It went deeper than that, though – I hated being skinny, and tried everything I could to downplay it. It was so intimately connected to my lack of worth – I couldn’t carry heavy things, and I wasn’t a natural athlete, so my adolescent masculinity was always in question. Even as I embraced reject status, I was obsessed with my image and what people thought of me. I tried to downplay my body as much as possible by not wearing pants that drew too much attention. Baggy pants made it painfully obvious that I had something to conceal, and skinny pants made it look like I was proud of my androgynous figure, so I went with boot-cut and regular-fit pants that sat somewhere in the middle.
Somehow, that taste stuck with me even as the ascent of emo bands and fashion-conscious rappers like Kanye West preceded the rise of hipsterism. So when my male friends started wearing skinny jeans and (on occasion) girls’ pants, I distanced myself as much as possible. I mean, come on, were they trying to look gay? Ironically, my pseudo-preppiness (if you see pictures from that time, you could maybe call it “metrosexuality”) was a stalwart against this embrace of fashion. If I was going to be skinny, I’d at least look composed and mature instead of rebellious and histrionic. Again, I was running away from my image every way I could, so insecure about my status as a real man that I had to define myself as something, anything other than these freaks with the twig-leg pants.
By college, hipsterism was a full-blown cultural force, but that wasn’t enough to make me comfortable with my body. At age 19, I made a conscientious decision to no longer be skinny. I started an intense weight-training regimen and put on nearly 20 pounds of muscle in a short period of time. I felt strong, like a man for the first time in my life, and immediately attractive and confident. I did better with women, and commanded respect everywhere I went. Still, I wasn’t happy, because I wasn’t accepting what I actually looked like. Trying to fight nature and redefine my body completely would have its price. Combined with a sharp decline in my metabolism and college dining center-nurtured eating habits, I put on even more weight. Suddenly, my clothes fit poorly, and I felt like I was bursting at the seams. But isn’t this what I wanted? I wasn’t really skinny anymore, right?
After sustaining an injury to my back, I started to lose weight at a pretty quick rate. Graduating from college took me away from the subsidized weight room and high-calorie meals, so I started to naturally return to something like how I looked before. On a whim, I followed a friend’s advice and, swallowing my pride, entered a thrift store to purchase some skinny jeans. Trying them on, I couldn’t believe how good I looked. Was this the self-acceptance I had been chasing all my life? What was I running from this entire time? Are my legs supposed to breathe this well?
I realize now that people’s opposition to hipster fashion might have something to do with how accepting male skinniness helps redefine masculinity. If there’s any notable contribution from that cultural movement, it’s that men of all shapes and sizes, can be stylish and claim their manhood with pride.
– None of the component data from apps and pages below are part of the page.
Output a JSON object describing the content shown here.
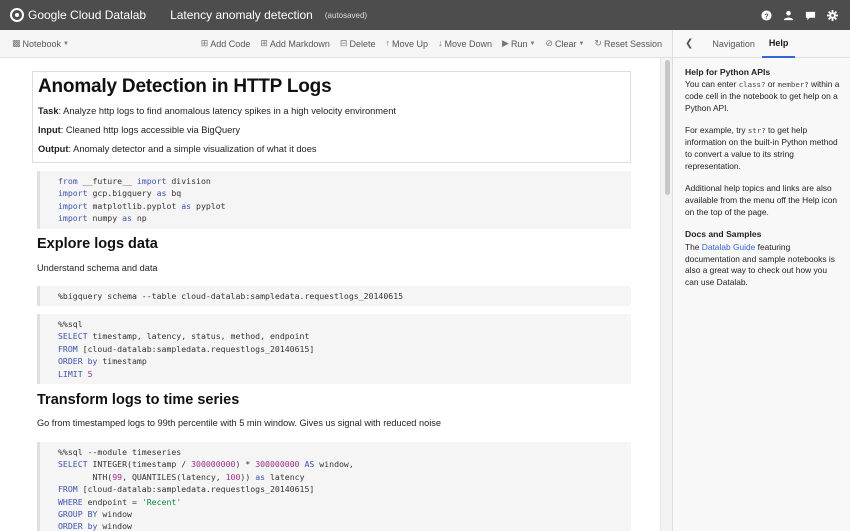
{
  "topbar": {
    "brand": "Google Cloud Datalab",
    "title": "Latency anomaly detection",
    "autosave": "(autosaved)",
    "icons": [
      "help-icon",
      "account-icon",
      "feedback-icon",
      "settings-icon"
    ]
  },
  "toolbar": {
    "notebook": "Notebook",
    "add_code": "Add Code",
    "add_markdown": "Add Markdown",
    "delete": "Delete",
    "move_up": "Move Up",
    "move_down": "Move Down",
    "run": "Run",
    "clear": "Clear",
    "reset_session": "Reset Session"
  },
  "right_panel": {
    "tab_navigation": "Navigation",
    "tab_help": "Help",
    "h1": "Help for Python APIs",
    "p1_a": "You can enter ",
    "p1_code1": "class?",
    "p1_b": " or ",
    "p1_code2": "member?",
    "p1_c": " within a code cell in the notebook to get help on a Python API.",
    "p2_a": "For example, try ",
    "p2_code": "str?",
    "p2_b": " to get help information on the built-in Python method to convert a value to its string representation.",
    "p3": "Additional help topics and links are also available from the menu off the Help icon on the top of the page.",
    "h2": "Docs and Samples",
    "p4_a": "The ",
    "p4_link": "Datalab Guide",
    "p4_b": " featuring documentation and sample notebooks is also a great way to check out how you can use Datalab."
  },
  "notebook": {
    "title": "Anomaly Detection in HTTP Logs",
    "task_label": "Task",
    "task": ": Analyze http logs to find anomalous latency spikes in a high velocity environment",
    "input_label": "Input",
    "input": ": Cleaned http logs accessible via BigQuery",
    "output_label": "Output",
    "output": ": Anomaly detector and a simple visualization of what it does",
    "code1": [
      [
        [
          "kw",
          "from"
        ],
        [
          "t",
          " __future__ "
        ],
        [
          "kw",
          "import"
        ],
        [
          "t",
          " division"
        ]
      ],
      [
        [
          "kw",
          "import"
        ],
        [
          "t",
          " gcp.bigquery "
        ],
        [
          "kw",
          "as"
        ],
        [
          "t",
          " bq"
        ]
      ],
      [
        [
          "kw",
          "import"
        ],
        [
          "t",
          " matplotlib.pyplot "
        ],
        [
          "kw",
          "as"
        ],
        [
          "t",
          " pyplot"
        ]
      ],
      [
        [
          "kw",
          "import"
        ],
        [
          "t",
          " numpy "
        ],
        [
          "kw",
          "as"
        ],
        [
          "t",
          " np"
        ]
      ]
    ],
    "h_explore": "Explore logs data",
    "explore_sub": "Understand schema and data",
    "code2": [
      [
        [
          "t",
          "%bigquery schema --table cloud-datalab:sampledata.requestlogs_20140615"
        ]
      ]
    ],
    "code3": [
      [
        [
          "t",
          "%%sql"
        ]
      ],
      [
        [
          "kw",
          "SELECT"
        ],
        [
          "t",
          " timestamp, latency, status, method, endpoint"
        ]
      ],
      [
        [
          "kw",
          "FROM"
        ],
        [
          "t",
          " [cloud-datalab:sampledata.requestlogs_20140615]"
        ]
      ],
      [
        [
          "kw",
          "ORDER"
        ],
        [
          "t",
          " "
        ],
        [
          "kw",
          "by"
        ],
        [
          "t",
          " timestamp"
        ]
      ],
      [
        [
          "kw",
          "LIMIT"
        ],
        [
          "t",
          " "
        ],
        [
          "num",
          "5"
        ]
      ]
    ],
    "h_transform": "Transform logs to time series",
    "transform_sub": "Go from timestamped logs to 99th percentile with 5 min window. Gives us signal with reduced noise",
    "code4": [
      [
        [
          "t",
          "%%sql --module timeseries"
        ]
      ],
      [
        [
          "kw",
          "SELECT"
        ],
        [
          "t",
          " INTEGER(timestamp / "
        ],
        [
          "num",
          "300000000"
        ],
        [
          "t",
          ") * "
        ],
        [
          "num",
          "300000000"
        ],
        [
          "t",
          " "
        ],
        [
          "kw",
          "AS"
        ],
        [
          "t",
          " window,"
        ]
      ],
      [
        [
          "t",
          "       NTH("
        ],
        [
          "num",
          "99"
        ],
        [
          "t",
          ", QUANTILES(latency, "
        ],
        [
          "num",
          "100"
        ],
        [
          "t",
          ")) "
        ],
        [
          "kw",
          "as"
        ],
        [
          "t",
          " latency"
        ]
      ],
      [
        [
          "kw",
          "FROM"
        ],
        [
          "t",
          " [cloud-datalab:sampledata.requestlogs_20140615]"
        ]
      ],
      [
        [
          "kw",
          "WHERE"
        ],
        [
          "t",
          " endpoint = "
        ],
        [
          "str",
          "'Recent'"
        ]
      ],
      [
        [
          "kw",
          "GROUP"
        ],
        [
          "t",
          " "
        ],
        [
          "kw",
          "BY"
        ],
        [
          "t",
          " window"
        ]
      ],
      [
        [
          "kw",
          "ORDER"
        ],
        [
          "t",
          " "
        ],
        [
          "kw",
          "by"
        ],
        [
          "t",
          " window"
        ]
      ]
    ]
  }
}
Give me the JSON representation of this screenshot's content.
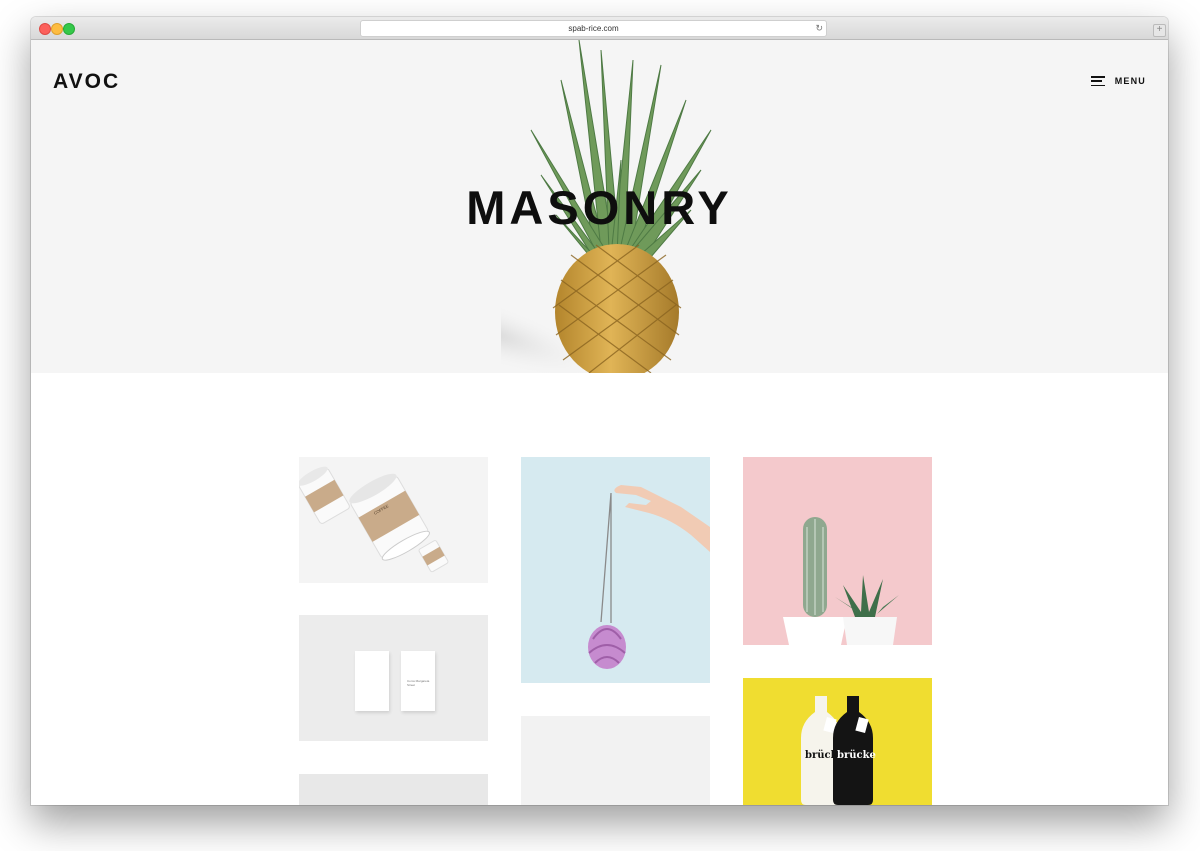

It’s given guys like me, who innately hated the more loutish aspects of popular masculinity, a reason to be happy that they don’t look or act like the stereotype.
In a roundabout way, wearing skinny jeans made me proud to be a man. So, I don’t care if people think I’m a hipster. I’m happy who what I am, and have no problem sharing it with the world.
Photo credit: Flickr / Ryan Abel